**What you are asked to do:**
Return all the lines below in which the string "points" appears.

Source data
▼▼▼

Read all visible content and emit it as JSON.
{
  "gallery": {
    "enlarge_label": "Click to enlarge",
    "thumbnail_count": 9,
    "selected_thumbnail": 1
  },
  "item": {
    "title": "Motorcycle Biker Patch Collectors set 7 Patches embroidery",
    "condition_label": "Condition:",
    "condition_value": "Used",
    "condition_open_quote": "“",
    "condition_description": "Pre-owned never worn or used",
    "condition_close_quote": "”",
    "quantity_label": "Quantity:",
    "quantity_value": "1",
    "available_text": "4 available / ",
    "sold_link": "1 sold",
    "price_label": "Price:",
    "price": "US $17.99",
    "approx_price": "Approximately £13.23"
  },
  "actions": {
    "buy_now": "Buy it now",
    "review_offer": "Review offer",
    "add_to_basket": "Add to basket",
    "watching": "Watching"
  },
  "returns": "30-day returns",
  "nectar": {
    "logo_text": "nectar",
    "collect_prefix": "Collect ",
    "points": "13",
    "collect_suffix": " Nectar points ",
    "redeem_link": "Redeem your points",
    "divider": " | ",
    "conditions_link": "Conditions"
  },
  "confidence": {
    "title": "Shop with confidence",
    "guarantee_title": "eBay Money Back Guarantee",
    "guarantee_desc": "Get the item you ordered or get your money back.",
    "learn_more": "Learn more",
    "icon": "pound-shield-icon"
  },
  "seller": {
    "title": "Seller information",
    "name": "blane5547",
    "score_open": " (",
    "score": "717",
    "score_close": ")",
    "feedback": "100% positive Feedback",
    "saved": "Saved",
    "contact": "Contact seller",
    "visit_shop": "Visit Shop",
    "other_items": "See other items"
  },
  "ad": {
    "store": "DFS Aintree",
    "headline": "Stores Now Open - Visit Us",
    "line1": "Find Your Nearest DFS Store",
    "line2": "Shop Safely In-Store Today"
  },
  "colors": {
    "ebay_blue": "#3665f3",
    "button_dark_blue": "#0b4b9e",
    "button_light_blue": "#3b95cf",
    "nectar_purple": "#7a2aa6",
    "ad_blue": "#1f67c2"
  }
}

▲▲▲

**Solution:**
    "points": "13",
    "collect_suffix": " Nectar points ",
    "redeem_link": "Redeem your points",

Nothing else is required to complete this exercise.